At a friend’s suggestion, we made a trip down to Collingwood Children’s Farm on Saturday morning. Noah decided to wake up extra early, so we had breakfast at the cafe downstairs, before taking a cab to the farm.
French toast, bacon, and a nice cup of hot chocolate to start the day
The weather forecast for the day was supposed to be a sunny 22 degrees, but because we visited the farm at 10am, it was still a very chilly 12 degrees, with strong winds. The cool weather meant that we had to bundle Noah up more, but it also allowed us to walk comfortably in the farm, and to stand around in the fields, patting the different animals. There were many young children there, all extremely excited about getting close to the animals, and we even spotted a birthday party for a five-year-old princess being held there. Such a refreshing and fun change from the parties we see back in Singapore!

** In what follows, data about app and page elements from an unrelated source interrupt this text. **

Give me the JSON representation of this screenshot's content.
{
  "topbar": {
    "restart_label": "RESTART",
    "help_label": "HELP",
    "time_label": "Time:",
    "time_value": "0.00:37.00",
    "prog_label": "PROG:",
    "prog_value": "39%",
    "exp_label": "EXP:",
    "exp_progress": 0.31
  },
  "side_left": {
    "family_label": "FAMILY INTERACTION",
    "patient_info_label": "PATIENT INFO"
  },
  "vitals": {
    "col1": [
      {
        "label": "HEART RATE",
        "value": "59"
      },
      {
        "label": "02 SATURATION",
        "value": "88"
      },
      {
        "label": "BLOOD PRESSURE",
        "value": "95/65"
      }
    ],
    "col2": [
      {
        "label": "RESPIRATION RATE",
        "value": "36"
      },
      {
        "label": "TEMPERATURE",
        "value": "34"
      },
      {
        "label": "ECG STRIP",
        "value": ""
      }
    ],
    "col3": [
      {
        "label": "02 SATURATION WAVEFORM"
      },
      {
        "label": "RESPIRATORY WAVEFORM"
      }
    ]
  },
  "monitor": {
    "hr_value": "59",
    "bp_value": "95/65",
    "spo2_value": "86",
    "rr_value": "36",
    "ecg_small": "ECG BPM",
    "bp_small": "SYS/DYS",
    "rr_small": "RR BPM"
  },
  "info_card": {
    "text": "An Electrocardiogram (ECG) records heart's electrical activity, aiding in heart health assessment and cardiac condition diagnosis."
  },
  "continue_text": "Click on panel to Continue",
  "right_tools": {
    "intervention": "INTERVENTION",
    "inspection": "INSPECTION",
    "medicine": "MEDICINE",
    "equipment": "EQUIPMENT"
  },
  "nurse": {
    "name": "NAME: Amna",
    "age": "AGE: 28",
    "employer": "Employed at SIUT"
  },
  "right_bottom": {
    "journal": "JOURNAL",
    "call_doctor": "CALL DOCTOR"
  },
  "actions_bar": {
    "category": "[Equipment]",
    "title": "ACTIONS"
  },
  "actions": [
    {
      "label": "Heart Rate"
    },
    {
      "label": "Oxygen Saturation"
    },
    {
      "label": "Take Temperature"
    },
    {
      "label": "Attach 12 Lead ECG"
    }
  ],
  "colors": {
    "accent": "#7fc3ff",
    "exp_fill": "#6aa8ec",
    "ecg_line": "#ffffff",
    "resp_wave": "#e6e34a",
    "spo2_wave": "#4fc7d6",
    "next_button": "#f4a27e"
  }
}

Noah loved being able to pat the cow, goats, and sheep, and got pretty upset each time we left a paddock. He kept trying to push himself out of the Manduca, and pointing at the animals we had just left. C and I both felt that Noah would probably have had a much better experience if he were able to walk by himself, as the children who seemed to really enjoy themselves the most, were the little ones who could run after the animals. If you do bring your children to the farm, be careful not to let them stand near the hind legs of the goats and sheep, as they tend to take off quite suddenly, and the little ones might get kicked.
Paddock full of goats
The farm has two cow-milking sessions daily, and we were early enough to catch the 10am one. Interestingly, the kids all seemed more keen to pat the cow, and to brush her coat with the brushes provided, than to actually milk her, so I managed to have a go at milking the cow, with Noah seated on my lap.
Patting the cow
Watching the cow eat
A kind visitor passed us a slice of bread to feed the ducks and geese which were wandering freely around the farm, and that was quite fun too. Do bring along a few slices of bread if you plan to visit the farm, so that you can do the same! Noah got a little confused, and attempted to eat the bread instead of feeding it to the birds though. 😛
Noah got confused and tried to eat the bread instead of feeding it to the birds
Feeding the birds (check out the pretty peacock!)
That’s a huge chicken, mummy!
Taking a closer look at the geese
Geese waddling slowly in a single file
Our favourite paddock had to be Zora’s, which had all the sheep and lambs. Many of them were bleating away, and we were very amused by a little girl who started singing ‘E I E I O’ when she heard them going ‘mehhhh mehhhh’.
Patting a lamb
The joy of patting a lamb
We saw black pigs too, and wondered if they were the same breed of pigs that produced the yummy deep-fried black pig loin we ate back in Singapore. Yes, we are true-blue Singaporeans who think about food way too much.
Huge black pig
We didn’t manage to take many photos, no thanks to C forgetting to bring his SD card for his camera, and wonky iPhones that kept dying on us. There was an incubator with baby chicks that we didn’t spend much time at, and we completely missed the guinea pigs, even though there was a scheduled cuddling session for them. We did see some really interesting chickens (they call them ‘chooks’ here), that looked more like furry cats than chickens. (C told Noah that they were aliens. -.-)
One of the ‘aliens’
Black chicken soup, anyone?
There was also a horse ‘show’ of sorts, where a lone horse galloped round in circles and jumped over low bars. It didn’t seem very happy though, and we didn’t dare to go too near, just in case it jumped the fence or something.
Watching the horse ‘show’
The horse ‘show’
Apart from animals, the Collingwood Children’s Farm has a orchard as well, which had various fruit trees, such as lemons and oranges. They also have a farmers’ market every second Saturday of the month, so we unfortunately weren’t able to experience that. There’s also a Family Day on the first Sunday of every month, as well as a bonus family day on 24th November 2013, with various activities such as tractor rides.
The farm cafe looked pretty decent, with some sandwiches and cakes on sale, and there were quite a number of high chairs available for the little ones. The chickens, ducks, and geese roam freely, and many cleverly hung around under the cafe tables, gobbling up the crumbs that inevitably fell from the tables. There was also a kookaburra perched on a nearby tree, which C initially confidently told me was a kingfisher ‘because it has a long beak mah’. (I overheard a mother telling her son to look at the kookaburra, which is how I found out that C had given me the wrong information.)
The kookaburra (Anyone remembers the kookaburra song?)
We wanted to spend a little more time at the farm initially, but Noah became rather cranky and clearly needed to go back for a nap. All in all, it was a lovely way to spend the morning, and if you are planning a trip to Melbourne with young children, the Collingwood Children’s Farm is sure to be a hit with them. Do check out their website for more information.
Collingwood Children’s Farm
18 St Heliers Street
Abbotsford, Melbourne, VIC, 3067
9am to 430pm daily
Family (2 adults and up to 4 children) $16